Godly risk taking is different than the risk tied to immediate gratification, which is plentiful in our culture.
- Immediate gratification is often self-serving and short sighted.
- Kingdom Risk Taking is God-driven with long range
The latter can take you some place different, some place better!
Obeying God and stepping out of our comfort zone to trust Him and to walk by faith not only has positive repercussions for us and others around us today, but also for generations to come in the future (see Gen. 26:24).
Because it requires discipline, tempering the uncertainty (characteristic #4) and persistence (characteristic #5)…however, Godly Risk Taking is less common among many Christians.

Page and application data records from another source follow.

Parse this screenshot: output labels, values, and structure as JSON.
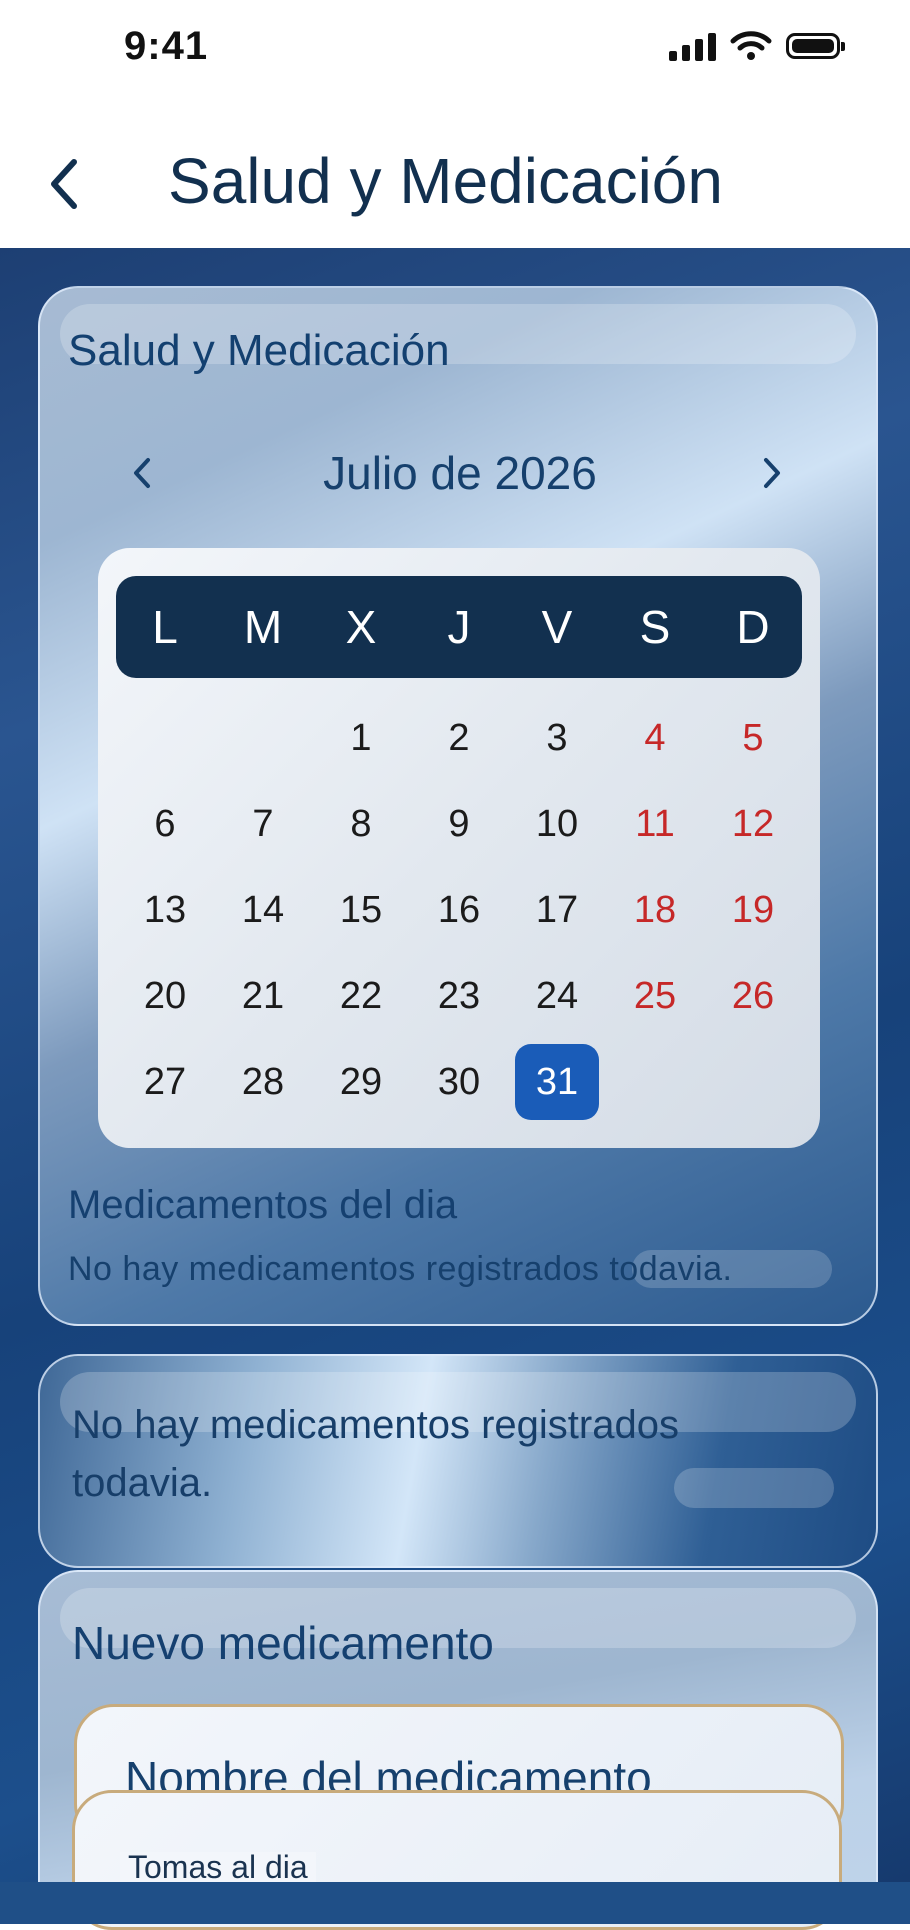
{
  "status_bar": {
    "time": "9:41"
  },
  "header": {
    "title": "Salud y Medicación"
  },
  "health_card": {
    "title": "Salud y Medicación",
    "month_label": "Julio de 2026",
    "weekdays": [
      "L",
      "M",
      "X",
      "J",
      "V",
      "S",
      "D"
    ],
    "days": [
      "1",
      "2",
      "3",
      "4",
      "5",
      "6",
      "7",
      "8",
      "9",
      "10",
      "11",
      "12",
      "13",
      "14",
      "15",
      "16",
      "17",
      "18",
      "19",
      "20",
      "21",
      "22",
      "23",
      "24",
      "25",
      "26",
      "27",
      "28",
      "29",
      "30",
      "31"
    ],
    "first_weekday_index": 2,
    "weekend_color": "#c62828",
    "selected_day": "31",
    "selected_color": "#1a5cb8",
    "section_title": "Medicamentos del dia",
    "empty_text": "No hay medicamentos registrados todavia."
  },
  "list_card": {
    "empty_text": "No hay medicamentos registrados todavia."
  },
  "new_med_card": {
    "title": "Nuevo medicamento",
    "name_field_value": "Nombre del medicamento",
    "doses_label": "Tomas al dia"
  },
  "colors": {
    "header_dark": "#12304f",
    "accent_text": "#16406d"
  },
  "icons": {
    "back": "chevron-left-icon",
    "prev_month": "chevron-left-icon",
    "next_month": "chevron-right-icon"
  }
}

The charge to be pure, sinless, and upright arouses the age-old question: "But how can we live this way?" We tried and failed miserably in our own strength. We wanted to obey the law of God residing within our conscience (see Romans 2:14-15), but we repeatedly failed.
But then came grace. We couldn't earn it by good behavior and still can't. We didn't deserve it and still don't. God's gift completely forgives us and will continue to when we fall short. We have been saved from our sins!
Even though we have this wonderful knowledge, we are still frustrated by our inability to keep His instructions. Why is it such a struggle? We have been born again with a new nature, so why do we keep failing?
At this point, we may think we have an option, one that gives us an out. We can teach that holiness refers only to our position in Christ and altogether neglect the scriptures calling us to holy behavior, thus alleviating any conviction. We can excuse our lack of transformation because, after all, we are only human and will continually make mistakes. Our focus will be solely on an abbreviated doctrine of grace – how it covers all sins past, present, and future. If we teach and believe only this, we foster a false security, for we've silenced our consciences. Yet if we listen more carefully to our hearts, we will hear them crying out, "There must be more!"
Sadly, many of us have settled for this option and, in doing so, neglected a boatload of New Testament scriptures calling us to a godly lifestyle. I could list many pages of scripture on this topic, but allow me to start with just one passage:
My dear children, I am writing this to you so that you will not sin. …And we can be sure that we know Him if we obey His commandments. If someone claims, “I know God,” but doesn’t obey God’s commandments, that person is a liar and is not living in the truth. But those who obey God’s word truly show how completely they love Him. That is how we know we are living in Him. Those who say they live in God should live their lives as Jesus did. (1 John 2:1, 3-6 NLT)
John didn't write, "Don't worry if you sin because, after all, we're human." No, he bluntly writes "that you will not sin." This should be our target. If we miss it, we do have the blood of Jesus that cleanses us. Our goal, however, is to live just as Jesus did. And according to scripture, it's not an impossible goal. So the choice to overlook repeated sin due to “human nature” doesn't align with John's words or numerous other New Testament scriptures.
Is there something missing? Would God not have foreseen our dilemma and already devised a plan? In fact, He did! It's the option less spoken of, but it aligns perfectly with the overall council of the New Testament. It's the aspect of grace many are unaware of. It's the fuel that powers our new nature. To put it simply, grace empowers us to live the good life. (This article is from John Bevere).
On to Victory,
Published on Monday, October 12, 2015 @ 11:05 AM CDT